We are searching data for your request:
Upon completion, a link will appear to access the found materials.
Some young children go through a phase where they express their frustrations by hitting, biting, or scratching. A normal phase of development that is of great concern to the parents of both the child who scratches and the parents of the children who suffer from scratches.
Why children scratch and what to do when a child engages in this behavior are the two questions we address in this article.
Biting, hitting, and scratching are three exploratory and frustration-releasing behaviors that occur fairly frequently in children between the ages of 12 and 36 months.
While it is true that this type of behavior is part of normal child development, it is understandable that parents of children who have begun to perform this type of behavior are worried and anxious and that we should stop them as soon as possible by offering alternative behaviors . Nobody likes to be noticed because their son has scratched another child or to find our son with his face marked by the scratches of a classmate.
Between 12-18 months, children are immersed in their learning process, and they try all kinds of behaviors, including biting, slapping and scratching. These aggressive behaviors are part of their learning and development and we should not give it more importance than it has.

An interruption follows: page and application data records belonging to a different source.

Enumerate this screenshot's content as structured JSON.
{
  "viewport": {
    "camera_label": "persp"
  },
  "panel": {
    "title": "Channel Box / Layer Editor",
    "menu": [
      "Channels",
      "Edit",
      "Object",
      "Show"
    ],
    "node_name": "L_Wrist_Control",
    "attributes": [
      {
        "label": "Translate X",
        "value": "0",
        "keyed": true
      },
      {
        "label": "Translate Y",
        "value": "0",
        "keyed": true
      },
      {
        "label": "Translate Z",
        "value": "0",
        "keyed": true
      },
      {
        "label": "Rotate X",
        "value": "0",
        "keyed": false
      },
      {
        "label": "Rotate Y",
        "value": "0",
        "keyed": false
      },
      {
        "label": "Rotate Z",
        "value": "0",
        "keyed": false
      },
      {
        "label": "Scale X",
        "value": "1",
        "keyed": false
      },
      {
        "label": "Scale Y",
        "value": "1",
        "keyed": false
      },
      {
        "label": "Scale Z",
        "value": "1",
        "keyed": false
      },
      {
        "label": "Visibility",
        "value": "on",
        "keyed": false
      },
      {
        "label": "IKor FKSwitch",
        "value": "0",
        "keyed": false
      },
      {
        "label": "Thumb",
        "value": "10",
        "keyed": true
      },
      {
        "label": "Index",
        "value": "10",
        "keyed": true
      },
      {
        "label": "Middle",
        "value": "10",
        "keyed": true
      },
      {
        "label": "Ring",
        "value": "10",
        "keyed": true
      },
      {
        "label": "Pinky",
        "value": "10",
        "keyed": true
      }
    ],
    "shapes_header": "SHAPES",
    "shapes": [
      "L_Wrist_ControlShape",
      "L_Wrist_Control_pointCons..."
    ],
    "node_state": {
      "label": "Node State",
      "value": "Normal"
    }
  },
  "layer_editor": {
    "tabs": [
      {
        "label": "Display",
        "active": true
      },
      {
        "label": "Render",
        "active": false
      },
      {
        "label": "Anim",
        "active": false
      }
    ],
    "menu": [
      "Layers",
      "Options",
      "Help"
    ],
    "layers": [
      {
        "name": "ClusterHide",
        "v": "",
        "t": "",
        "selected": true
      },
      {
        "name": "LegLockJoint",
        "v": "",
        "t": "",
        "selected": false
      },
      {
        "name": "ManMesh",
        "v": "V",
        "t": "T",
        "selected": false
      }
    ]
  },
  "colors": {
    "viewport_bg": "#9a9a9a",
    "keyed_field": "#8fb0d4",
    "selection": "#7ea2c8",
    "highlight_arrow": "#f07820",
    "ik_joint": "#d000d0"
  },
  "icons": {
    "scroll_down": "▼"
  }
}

Children can start scratching for different reasons or motives, if we identify which is our little one it will help us to find another way to express themselves. There are children who scratch to defend themselves, to obtain a benefit (a toy, adult attention, ...), as a means of expressing their frustration ...
As always, understanding why our child is engaging in this behavior will help us find a way to help him eliminate this type of aggressive behavior.
When one child scratches another, we must act firmly but without severity. Let us remember that these are young children who are learning to regulate their emotions and we, their parents or educators, are their reference model, therefore:
1. You never have to return the scratch to see that it hurts your nails. By doing this we only convey the misconception that violence is an appropriate way to handle emotions.
2. Nor will we reward scratching behavior with a smile or anything like that.
3. Parents and educators (when children go to kindergarten) must work together to tackle these harmful behaviors.
4. Do not call him bad or similar phrases, this in the long run undermines his self-esteem. There are no bad children, only inappropriate behaviors that we must redirect.
5. Sometimes the more we insist that they stop carrying out a behavior like this, the opposite effect occurs.
6. We can apply a time out of reinforcement, that is, after the 'aggression' we will remove the child from the place where the event has happened to explain that this type of behavior is not good.
The habit of scratching, that of hitting or biting, usually disappears with time, although in some cases it is very persistent and may last up to 3-4 years.
You can read more articles similar to What to do when a child spider, in the category of Conduct on site.